[Records from a data source]
════════

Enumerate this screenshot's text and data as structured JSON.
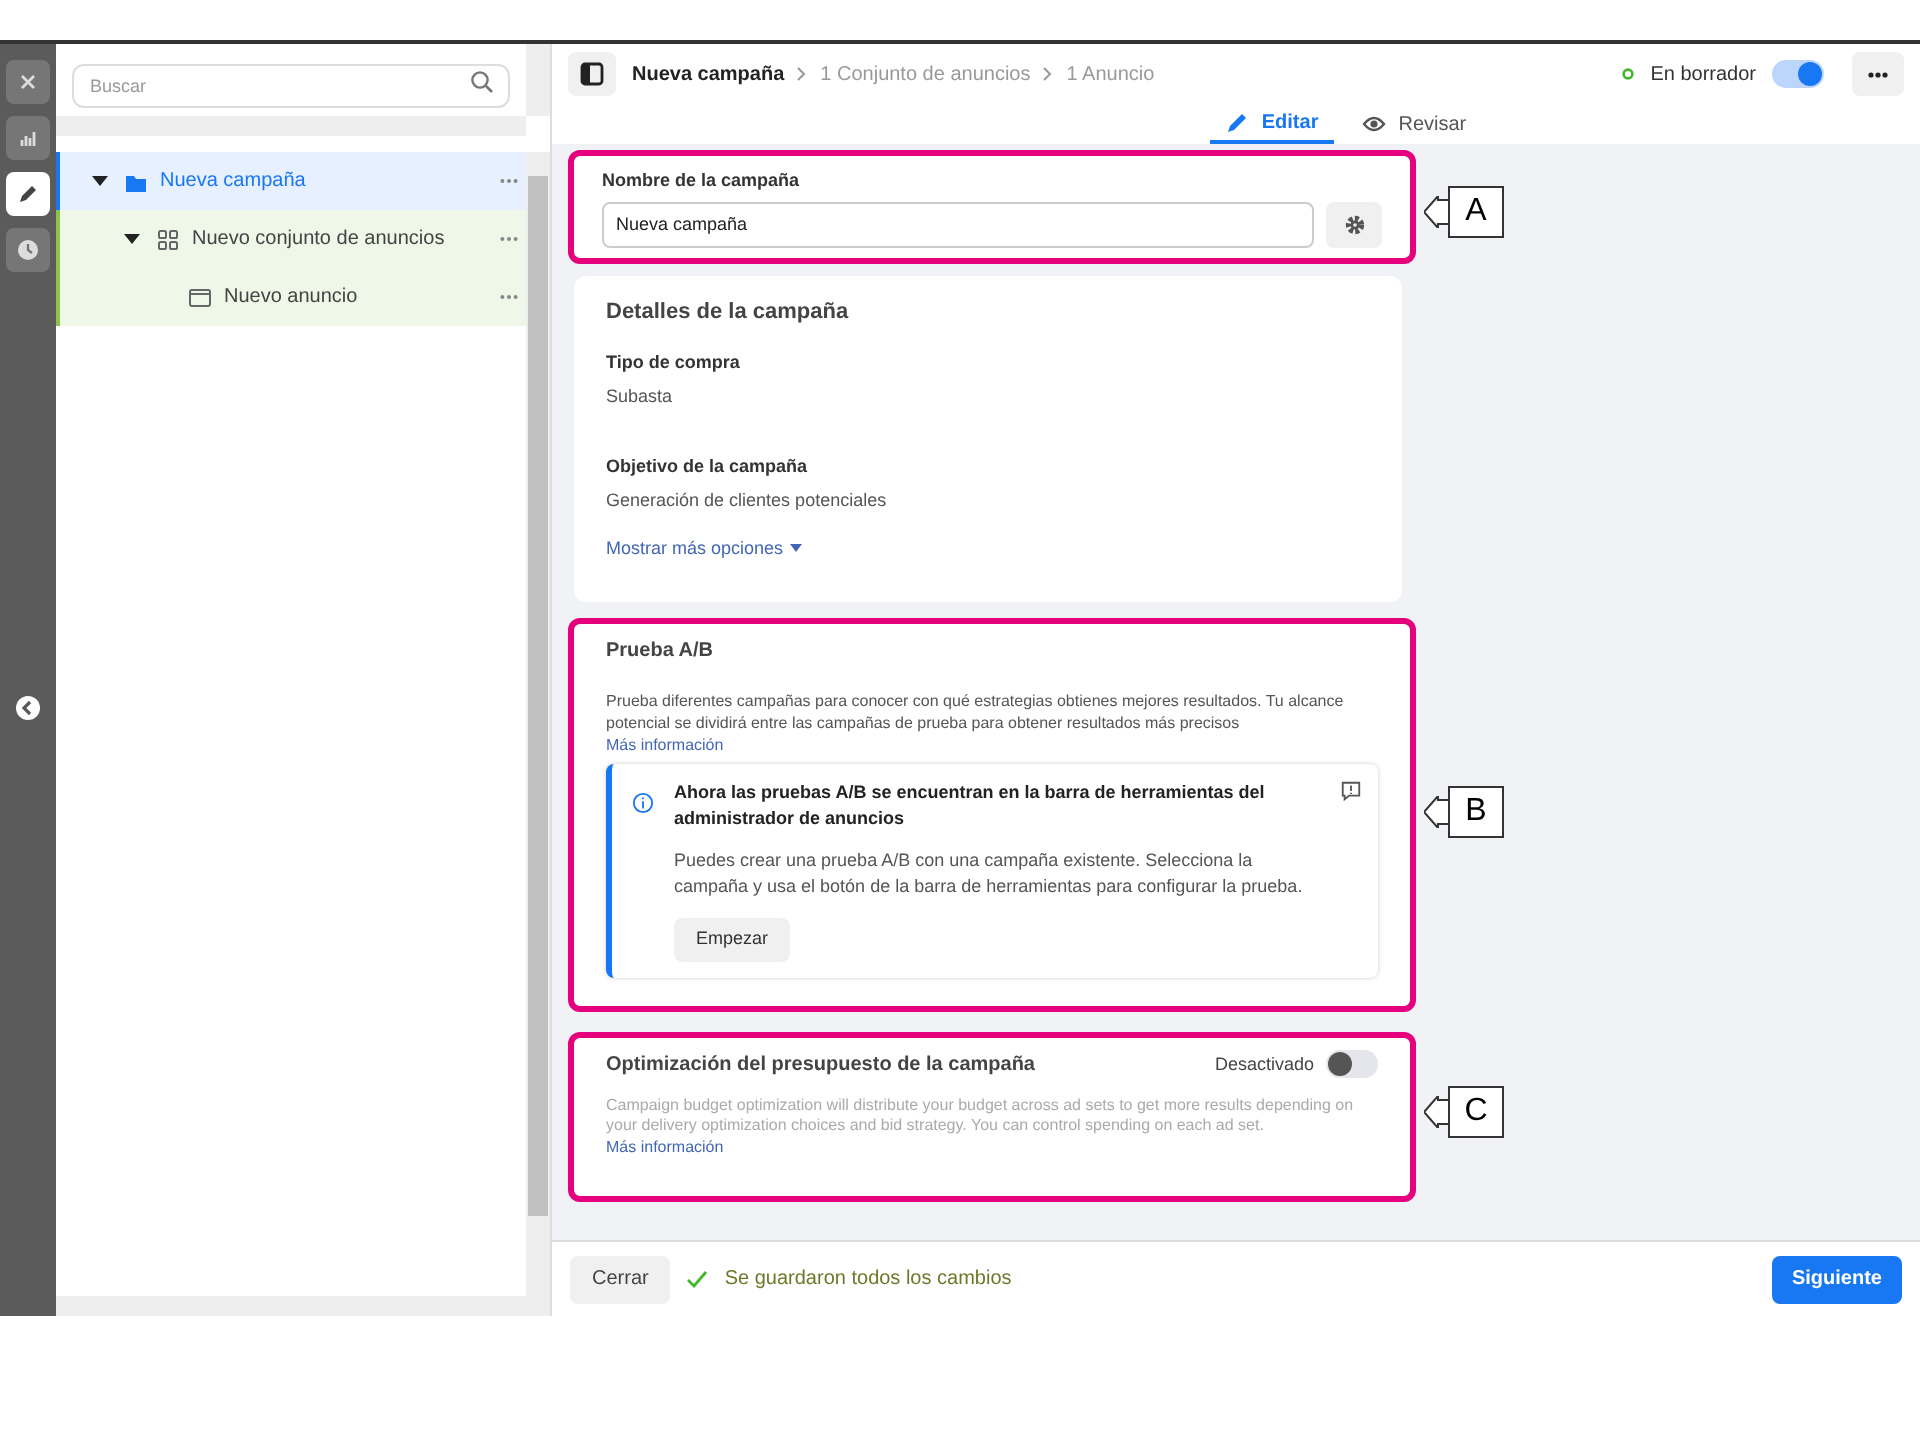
{
  "rail": [
    {
      "kind": "close",
      "selected": false
    },
    {
      "kind": "chart",
      "selected": false
    },
    {
      "kind": "edit",
      "selected": true
    },
    {
      "kind": "history",
      "selected": false
    }
  ],
  "search": {
    "placeholder": "Buscar"
  },
  "tree": [
    {
      "label": "Nueva campaña",
      "kind": "campaign",
      "selected": true,
      "expanded": true,
      "children": [
        {
          "label": "Nuevo conjunto de anuncios",
          "kind": "adset",
          "selected": false,
          "expanded": true,
          "children": [
            {
              "label": "Nuevo anuncio",
              "kind": "ad",
              "selected": false
            }
          ]
        }
      ]
    }
  ],
  "breadcrumb": [
    "Nueva campaña",
    "1 Conjunto de anuncios",
    "1 Anuncio"
  ],
  "status": {
    "label": "En borrador",
    "on": true
  },
  "tabs": [
    {
      "label": "Editar",
      "kind": "edit",
      "selected": true
    },
    {
      "label": "Revisar",
      "kind": "review",
      "selected": false
    }
  ],
  "name_card": {
    "title": "Nombre de la campaña",
    "value": "Nueva campaña",
    "callout": "A"
  },
  "details_card": {
    "title": "Detalles de la campaña",
    "fields": [
      {
        "label": "Tipo de compra",
        "value": "Subasta"
      },
      {
        "label": "Objetivo de la campaña",
        "value": "Generación de clientes potenciales"
      }
    ],
    "more": "Mostrar más opciones"
  },
  "ab_card": {
    "title": "Prueba A/B",
    "text": "Prueba diferentes campañas para conocer con qué estrategias obtienes mejores resultados. Tu alcance potencial se dividirá entre las campañas de prueba para obtener resultados más precisos",
    "link": "Más información",
    "notice": {
      "title": "Ahora las pruebas A/B se encuentran en la barra de herramientas del administrador de anuncios",
      "text": "Puedes crear una prueba A/B con una campaña existente. Selecciona la campaña y usa el botón de la barra de herramientas para configurar la prueba.",
      "button": "Empezar"
    },
    "callout": "B"
  },
  "budget_card": {
    "title": "Optimización del presupuesto de la campaña",
    "toggle_label": "Desactivado",
    "on": false,
    "text": "Campaign budget optimization will distribute your budget across ad sets to get more results depending on your delivery optimization choices and bid strategy. You can control spending on each ad set.",
    "link": "Más información",
    "callout": "C"
  },
  "footer": {
    "close": "Cerrar",
    "saved": "Se guardaron todos los cambios",
    "next": "Siguiente"
  }
}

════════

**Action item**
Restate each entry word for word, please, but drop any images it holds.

**Written reply**
Enumerate this screenshot's text and data as structured JSON.
{
  "rail": [
    {
      "kind": "close",
      "selected": false
    },
    {
      "kind": "chart",
      "selected": false
    },
    {
      "kind": "edit",
      "selected": true
    },
    {
      "kind": "history",
      "selected": false
    }
  ],
  "search": {
    "placeholder": "Buscar"
  },
  "tree": [
    {
      "label": "Nueva campaña",
      "kind": "campaign",
      "selected": true,
      "expanded": true,
      "children": [
        {
          "label": "Nuevo conjunto de anuncios",
          "kind": "adset",
          "selected": false,
          "expanded": true,
          "children": [
            {
              "label": "Nuevo anuncio",
              "kind": "ad",
              "selected": false
            }
          ]
        }
      ]
    }
  ],
  "breadcrumb": [
    "Nueva campaña",
    "1 Conjunto de anuncios",
    "1 Anuncio"
  ],
  "status": {
    "label": "En borrador",
    "on": true
  },
  "tabs": [
    {
      "label": "Editar",
      "kind": "edit",
      "selected": true
    },
    {
      "label": "Revisar",
      "kind": "review",
      "selected": false
    }
  ],
  "name_card": {
    "title": "Nombre de la campaña",
    "value": "Nueva campaña",
    "callout": "A"
  },
  "details_card": {
    "title": "Detalles de la campaña",
    "fields": [
      {
        "label": "Tipo de compra",
        "value": "Subasta"
      },
      {
        "label": "Objetivo de la campaña",
        "value": "Generación de clientes potenciales"
      }
    ],
    "more": "Mostrar más opciones"
  },
  "ab_card": {
    "title": "Prueba A/B",
    "text": "Prueba diferentes campañas para conocer con qué estrategias obtienes mejores resultados. Tu alcance potencial se dividirá entre las campañas de prueba para obtener resultados más precisos",
    "link": "Más información",
    "notice": {
      "title": "Ahora las pruebas A/B se encuentran en la barra de herramientas del administrador de anuncios",
      "text": "Puedes crear una prueba A/B con una campaña existente. Selecciona la campaña y usa el botón de la barra de herramientas para configurar la prueba.",
      "button": "Empezar"
    },
    "callout": "B"
  },
  "budget_card": {
    "title": "Optimización del presupuesto de la campaña",
    "toggle_label": "Desactivado",
    "on": false,
    "text": "Campaign budget optimization will distribute your budget across ad sets to get more results depending on your delivery optimization choices and bid strategy. You can control spending on each ad set.",
    "link": "Más información",
    "callout": "C"
  },
  "footer": {
    "close": "Cerrar",
    "saved": "Se guardaron todos los cambios",
    "next": "Siguiente"
  }
}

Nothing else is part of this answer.